Published October 13, 2022 | Animal Knowledge, Animals, Conservation, Endangered, Wildlife

The Babirusa – or famous as pig-deers are unique animals endemic to Indonesia. The names come from their snout that resembles a pig, but have long canines above the nose like deer antlers.


Inhabits tropical rainforests, near the shores of rivers and lakes, there are four species exist according to their habitat. We introduce these four of the pig-deer family to you!

Buru Babirusa


The Buru Babirusa (Babyrousa babyrussa) known as the smallest species of Babirusa. These pig-deer is native to the Indonesian islands of Buru, the two Sula Islands of Mangole and Taliabu.

Before, they still considered as subspecies, but then Buru Babirusa tend to be separate by other species due to differences in morphology. Unlike other extant Babirusas, they have hair on their body which is long, thick and gold-brown. They possess a well-developed tail-tuft, and the males have relatively short and slender upper canine teeth.

Bola Batu Babirusa


Another species of Babirusa from the Indonesian Island of Sulawesi is the Bola Batu babirusa (Babyrousa bolabatuensis). They are known for certain from subfossil remains from the southern arm of Sulawesi.
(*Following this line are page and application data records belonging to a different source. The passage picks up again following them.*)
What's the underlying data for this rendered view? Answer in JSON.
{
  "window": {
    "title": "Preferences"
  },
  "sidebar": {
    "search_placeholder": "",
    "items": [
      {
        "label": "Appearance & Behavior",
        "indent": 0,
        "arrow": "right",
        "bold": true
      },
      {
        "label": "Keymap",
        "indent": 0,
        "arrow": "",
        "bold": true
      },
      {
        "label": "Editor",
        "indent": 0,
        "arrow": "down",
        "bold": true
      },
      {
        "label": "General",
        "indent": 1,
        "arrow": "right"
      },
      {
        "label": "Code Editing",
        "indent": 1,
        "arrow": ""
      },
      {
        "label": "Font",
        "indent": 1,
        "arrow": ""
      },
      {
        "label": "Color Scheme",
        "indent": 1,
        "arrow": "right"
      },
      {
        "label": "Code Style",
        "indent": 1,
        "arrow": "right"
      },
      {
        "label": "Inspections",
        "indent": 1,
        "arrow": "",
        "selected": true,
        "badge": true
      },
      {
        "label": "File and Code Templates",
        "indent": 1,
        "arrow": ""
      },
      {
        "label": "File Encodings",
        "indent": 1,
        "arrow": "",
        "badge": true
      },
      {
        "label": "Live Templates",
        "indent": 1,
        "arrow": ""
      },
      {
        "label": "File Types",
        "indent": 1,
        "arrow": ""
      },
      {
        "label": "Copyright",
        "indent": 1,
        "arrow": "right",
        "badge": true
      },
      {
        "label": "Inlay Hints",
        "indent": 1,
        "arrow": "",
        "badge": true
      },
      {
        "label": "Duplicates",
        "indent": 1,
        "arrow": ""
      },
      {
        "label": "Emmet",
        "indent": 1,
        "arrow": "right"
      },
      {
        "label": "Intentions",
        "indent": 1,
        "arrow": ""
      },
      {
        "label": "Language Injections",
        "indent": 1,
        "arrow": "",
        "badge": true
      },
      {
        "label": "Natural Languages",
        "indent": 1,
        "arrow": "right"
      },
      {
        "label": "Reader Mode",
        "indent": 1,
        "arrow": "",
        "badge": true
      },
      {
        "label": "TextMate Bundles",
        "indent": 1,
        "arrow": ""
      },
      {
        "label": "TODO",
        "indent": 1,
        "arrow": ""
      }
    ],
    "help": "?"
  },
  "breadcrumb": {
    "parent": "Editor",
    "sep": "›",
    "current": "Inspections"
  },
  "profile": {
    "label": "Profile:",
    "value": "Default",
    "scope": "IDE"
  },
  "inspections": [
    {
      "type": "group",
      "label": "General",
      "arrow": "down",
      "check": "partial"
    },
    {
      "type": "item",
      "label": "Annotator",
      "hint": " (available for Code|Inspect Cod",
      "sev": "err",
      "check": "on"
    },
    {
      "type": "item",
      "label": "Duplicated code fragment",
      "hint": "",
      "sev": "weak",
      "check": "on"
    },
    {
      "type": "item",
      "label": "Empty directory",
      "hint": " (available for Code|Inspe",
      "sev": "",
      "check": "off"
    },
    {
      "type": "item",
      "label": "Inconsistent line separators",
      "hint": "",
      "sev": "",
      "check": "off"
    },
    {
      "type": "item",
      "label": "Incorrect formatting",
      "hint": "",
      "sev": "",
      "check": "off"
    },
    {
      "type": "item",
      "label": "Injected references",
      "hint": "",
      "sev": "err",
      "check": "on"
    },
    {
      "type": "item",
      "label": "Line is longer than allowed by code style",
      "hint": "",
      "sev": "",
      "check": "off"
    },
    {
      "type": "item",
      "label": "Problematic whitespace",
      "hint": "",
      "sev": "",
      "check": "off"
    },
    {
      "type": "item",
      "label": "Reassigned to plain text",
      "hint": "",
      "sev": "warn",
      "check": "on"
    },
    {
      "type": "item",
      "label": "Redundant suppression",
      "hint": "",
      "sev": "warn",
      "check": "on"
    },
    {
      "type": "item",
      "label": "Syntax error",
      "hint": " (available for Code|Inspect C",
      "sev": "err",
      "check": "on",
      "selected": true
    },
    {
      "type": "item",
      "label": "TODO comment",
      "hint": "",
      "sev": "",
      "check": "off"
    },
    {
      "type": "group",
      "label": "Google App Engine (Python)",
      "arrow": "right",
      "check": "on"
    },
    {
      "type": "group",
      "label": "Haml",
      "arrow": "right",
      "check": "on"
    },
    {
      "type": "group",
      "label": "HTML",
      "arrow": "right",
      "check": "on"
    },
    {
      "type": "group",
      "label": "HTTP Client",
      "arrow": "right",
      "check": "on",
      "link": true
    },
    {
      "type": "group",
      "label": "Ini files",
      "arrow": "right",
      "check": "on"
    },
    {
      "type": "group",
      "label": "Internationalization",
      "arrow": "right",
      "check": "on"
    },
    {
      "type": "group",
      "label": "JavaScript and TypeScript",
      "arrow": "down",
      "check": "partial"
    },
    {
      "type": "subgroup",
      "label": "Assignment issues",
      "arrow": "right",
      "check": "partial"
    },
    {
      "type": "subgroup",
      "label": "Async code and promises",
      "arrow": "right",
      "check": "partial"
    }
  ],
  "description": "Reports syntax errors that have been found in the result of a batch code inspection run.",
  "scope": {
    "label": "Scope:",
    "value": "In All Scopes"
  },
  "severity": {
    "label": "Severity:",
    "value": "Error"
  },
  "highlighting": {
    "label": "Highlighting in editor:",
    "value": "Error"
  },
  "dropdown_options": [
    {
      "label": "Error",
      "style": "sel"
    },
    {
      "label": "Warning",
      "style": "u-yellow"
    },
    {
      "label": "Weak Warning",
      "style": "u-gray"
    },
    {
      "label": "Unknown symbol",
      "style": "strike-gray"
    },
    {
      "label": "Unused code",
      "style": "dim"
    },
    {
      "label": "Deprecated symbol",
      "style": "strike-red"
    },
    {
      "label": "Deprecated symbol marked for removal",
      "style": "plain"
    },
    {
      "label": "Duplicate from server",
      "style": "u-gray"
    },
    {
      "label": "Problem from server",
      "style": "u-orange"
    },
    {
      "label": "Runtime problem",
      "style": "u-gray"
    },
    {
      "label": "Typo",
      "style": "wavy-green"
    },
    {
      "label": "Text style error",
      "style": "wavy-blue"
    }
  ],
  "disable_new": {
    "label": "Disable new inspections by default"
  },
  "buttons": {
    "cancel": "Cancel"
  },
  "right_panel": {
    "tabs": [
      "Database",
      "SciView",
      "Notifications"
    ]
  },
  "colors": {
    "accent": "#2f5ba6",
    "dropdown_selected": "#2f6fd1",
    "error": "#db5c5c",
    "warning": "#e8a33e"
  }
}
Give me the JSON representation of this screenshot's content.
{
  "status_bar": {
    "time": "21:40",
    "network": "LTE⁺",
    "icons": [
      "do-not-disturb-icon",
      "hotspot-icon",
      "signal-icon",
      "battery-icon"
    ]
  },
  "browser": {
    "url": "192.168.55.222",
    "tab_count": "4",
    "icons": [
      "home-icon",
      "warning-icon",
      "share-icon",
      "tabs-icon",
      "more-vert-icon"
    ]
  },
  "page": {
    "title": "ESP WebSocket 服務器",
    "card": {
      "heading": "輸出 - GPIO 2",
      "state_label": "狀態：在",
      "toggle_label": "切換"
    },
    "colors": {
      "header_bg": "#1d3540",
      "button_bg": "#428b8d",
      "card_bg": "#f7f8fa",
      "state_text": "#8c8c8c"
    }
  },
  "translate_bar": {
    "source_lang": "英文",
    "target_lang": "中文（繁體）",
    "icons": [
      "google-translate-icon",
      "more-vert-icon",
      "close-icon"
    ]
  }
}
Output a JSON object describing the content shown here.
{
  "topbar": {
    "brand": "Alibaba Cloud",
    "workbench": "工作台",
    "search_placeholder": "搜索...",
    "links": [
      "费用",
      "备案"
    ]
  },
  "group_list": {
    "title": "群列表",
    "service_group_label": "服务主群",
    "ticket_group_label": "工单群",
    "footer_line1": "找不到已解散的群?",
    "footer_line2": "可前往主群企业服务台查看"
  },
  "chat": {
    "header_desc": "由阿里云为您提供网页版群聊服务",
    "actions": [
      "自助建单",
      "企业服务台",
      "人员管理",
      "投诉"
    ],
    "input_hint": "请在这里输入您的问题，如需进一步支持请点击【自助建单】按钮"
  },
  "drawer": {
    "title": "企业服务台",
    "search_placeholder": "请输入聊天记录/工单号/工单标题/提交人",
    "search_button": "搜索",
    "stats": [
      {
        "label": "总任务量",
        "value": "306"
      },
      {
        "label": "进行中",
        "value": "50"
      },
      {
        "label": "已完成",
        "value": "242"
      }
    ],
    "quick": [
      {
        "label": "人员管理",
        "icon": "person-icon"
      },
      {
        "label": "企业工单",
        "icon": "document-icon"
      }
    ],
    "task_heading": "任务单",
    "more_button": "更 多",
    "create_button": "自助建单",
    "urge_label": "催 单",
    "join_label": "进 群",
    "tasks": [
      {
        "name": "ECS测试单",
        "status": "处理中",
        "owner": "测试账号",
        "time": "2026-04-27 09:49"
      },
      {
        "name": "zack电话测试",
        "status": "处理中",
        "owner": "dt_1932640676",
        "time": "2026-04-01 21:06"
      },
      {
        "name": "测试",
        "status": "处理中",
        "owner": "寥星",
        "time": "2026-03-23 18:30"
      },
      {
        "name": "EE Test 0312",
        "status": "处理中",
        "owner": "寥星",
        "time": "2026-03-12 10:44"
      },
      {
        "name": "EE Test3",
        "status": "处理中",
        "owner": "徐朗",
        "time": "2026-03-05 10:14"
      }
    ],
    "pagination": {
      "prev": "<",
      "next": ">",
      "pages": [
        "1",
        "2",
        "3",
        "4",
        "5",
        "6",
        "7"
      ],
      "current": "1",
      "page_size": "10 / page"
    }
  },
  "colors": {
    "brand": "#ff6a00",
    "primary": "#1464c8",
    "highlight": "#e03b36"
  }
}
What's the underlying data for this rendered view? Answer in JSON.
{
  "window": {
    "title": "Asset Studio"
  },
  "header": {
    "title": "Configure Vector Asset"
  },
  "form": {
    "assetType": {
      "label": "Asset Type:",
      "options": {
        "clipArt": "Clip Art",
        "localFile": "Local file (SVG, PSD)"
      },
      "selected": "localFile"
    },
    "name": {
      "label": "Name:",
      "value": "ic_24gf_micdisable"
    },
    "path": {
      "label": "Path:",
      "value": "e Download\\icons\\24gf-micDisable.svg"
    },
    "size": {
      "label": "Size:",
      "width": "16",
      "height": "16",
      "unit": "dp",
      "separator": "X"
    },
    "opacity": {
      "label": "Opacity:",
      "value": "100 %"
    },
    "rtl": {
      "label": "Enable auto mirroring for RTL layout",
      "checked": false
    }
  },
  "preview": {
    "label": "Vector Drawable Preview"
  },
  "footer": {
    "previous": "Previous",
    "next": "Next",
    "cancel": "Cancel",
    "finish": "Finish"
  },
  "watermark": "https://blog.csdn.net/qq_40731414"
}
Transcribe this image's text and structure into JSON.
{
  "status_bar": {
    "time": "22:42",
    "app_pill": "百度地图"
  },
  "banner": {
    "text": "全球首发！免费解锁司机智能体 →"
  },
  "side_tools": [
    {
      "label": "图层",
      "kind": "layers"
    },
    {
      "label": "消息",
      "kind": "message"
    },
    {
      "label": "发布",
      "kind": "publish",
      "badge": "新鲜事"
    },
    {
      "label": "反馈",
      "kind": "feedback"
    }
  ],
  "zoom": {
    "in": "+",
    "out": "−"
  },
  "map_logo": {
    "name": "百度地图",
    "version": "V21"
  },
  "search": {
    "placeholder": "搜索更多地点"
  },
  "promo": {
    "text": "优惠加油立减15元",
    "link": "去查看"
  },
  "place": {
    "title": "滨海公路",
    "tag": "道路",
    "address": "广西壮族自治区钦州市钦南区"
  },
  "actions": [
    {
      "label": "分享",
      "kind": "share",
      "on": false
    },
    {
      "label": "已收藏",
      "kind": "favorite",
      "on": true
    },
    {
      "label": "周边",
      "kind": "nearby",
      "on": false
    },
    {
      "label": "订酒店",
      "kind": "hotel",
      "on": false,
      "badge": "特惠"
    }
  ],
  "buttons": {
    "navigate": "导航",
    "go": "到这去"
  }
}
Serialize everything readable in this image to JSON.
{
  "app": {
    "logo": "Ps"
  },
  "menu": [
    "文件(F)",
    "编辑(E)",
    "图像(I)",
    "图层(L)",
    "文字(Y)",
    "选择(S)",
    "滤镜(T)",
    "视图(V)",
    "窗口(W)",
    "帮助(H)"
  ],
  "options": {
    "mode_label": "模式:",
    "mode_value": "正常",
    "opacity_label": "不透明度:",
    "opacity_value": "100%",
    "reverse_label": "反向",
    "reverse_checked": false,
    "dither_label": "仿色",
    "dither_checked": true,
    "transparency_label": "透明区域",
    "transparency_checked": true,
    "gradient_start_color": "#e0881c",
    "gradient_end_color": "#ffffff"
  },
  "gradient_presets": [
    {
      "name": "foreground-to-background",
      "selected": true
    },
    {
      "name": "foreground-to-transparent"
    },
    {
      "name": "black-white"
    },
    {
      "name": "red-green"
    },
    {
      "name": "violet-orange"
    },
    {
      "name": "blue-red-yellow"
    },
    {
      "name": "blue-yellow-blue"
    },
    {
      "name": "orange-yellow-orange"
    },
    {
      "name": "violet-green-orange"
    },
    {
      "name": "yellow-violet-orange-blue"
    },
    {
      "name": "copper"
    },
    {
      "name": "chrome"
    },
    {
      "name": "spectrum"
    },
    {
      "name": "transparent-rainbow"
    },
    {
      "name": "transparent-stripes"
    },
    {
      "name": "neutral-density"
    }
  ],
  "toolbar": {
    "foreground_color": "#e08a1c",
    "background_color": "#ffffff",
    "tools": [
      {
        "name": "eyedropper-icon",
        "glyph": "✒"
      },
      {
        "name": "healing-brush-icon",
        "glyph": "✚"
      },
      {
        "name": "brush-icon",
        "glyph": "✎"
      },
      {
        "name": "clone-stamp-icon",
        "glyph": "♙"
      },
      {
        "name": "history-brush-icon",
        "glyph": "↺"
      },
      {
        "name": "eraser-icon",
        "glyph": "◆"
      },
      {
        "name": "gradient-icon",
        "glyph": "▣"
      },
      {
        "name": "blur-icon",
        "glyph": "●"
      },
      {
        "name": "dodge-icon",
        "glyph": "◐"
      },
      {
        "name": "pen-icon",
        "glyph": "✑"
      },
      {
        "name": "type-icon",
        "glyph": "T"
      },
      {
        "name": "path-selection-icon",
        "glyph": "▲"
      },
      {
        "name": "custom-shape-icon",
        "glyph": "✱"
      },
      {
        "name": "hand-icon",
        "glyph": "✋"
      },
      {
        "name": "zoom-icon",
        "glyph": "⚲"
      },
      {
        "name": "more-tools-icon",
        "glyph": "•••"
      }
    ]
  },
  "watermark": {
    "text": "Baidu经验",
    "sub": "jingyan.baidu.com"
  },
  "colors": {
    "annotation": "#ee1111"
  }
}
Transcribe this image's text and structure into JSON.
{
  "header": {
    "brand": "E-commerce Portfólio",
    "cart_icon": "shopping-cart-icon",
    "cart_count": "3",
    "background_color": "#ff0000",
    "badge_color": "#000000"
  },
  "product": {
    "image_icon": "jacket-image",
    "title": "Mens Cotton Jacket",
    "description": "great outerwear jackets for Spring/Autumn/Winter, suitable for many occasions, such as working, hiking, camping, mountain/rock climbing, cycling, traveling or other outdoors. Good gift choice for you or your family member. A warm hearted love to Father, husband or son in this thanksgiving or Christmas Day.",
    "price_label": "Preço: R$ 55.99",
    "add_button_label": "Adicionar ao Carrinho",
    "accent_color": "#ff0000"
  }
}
There is still controversy going on regarding this species, as the central Sulawesi specimen (which is Bola Batu Babirusa) and the Togian Babirusa have similarities. It is leading them that the taxonomic position of central Sulawesi Babirusas only can be determined through additional specimens.

The North Sulawesi babirusa

The North Sulawesi babirusa (Babyrousa celebensis) is native to Sulawesi and some nearby islands (Lembeh, Buton and Muna) in Indonesia. This species is virtually hairless compare to Buru Babirusa, and the tail-tuft is also nearly hairless. The male has long and thick upper canine teeth that have a strong curve.

Togian babirusa


The last one is famous as the largest species – which is The Togian Babirusa (Babyrousa togeanensis). These pig-deer, like their name, is endemic to Togian Islands of Indonesia.

They have a relatively well-developed tail-tuft, and the upper canines of the male are “short, slender, rotated forwards, and always converge. Unlike other species, the Togian Babirusa does not root at the ground with its snout when foraging. Instead, they try to pawing at the ground to uproot plants.

Hence, let’s give your support to protect the endemic animals from Indonesia, especially these pig-deer family together with Bali Safari Park!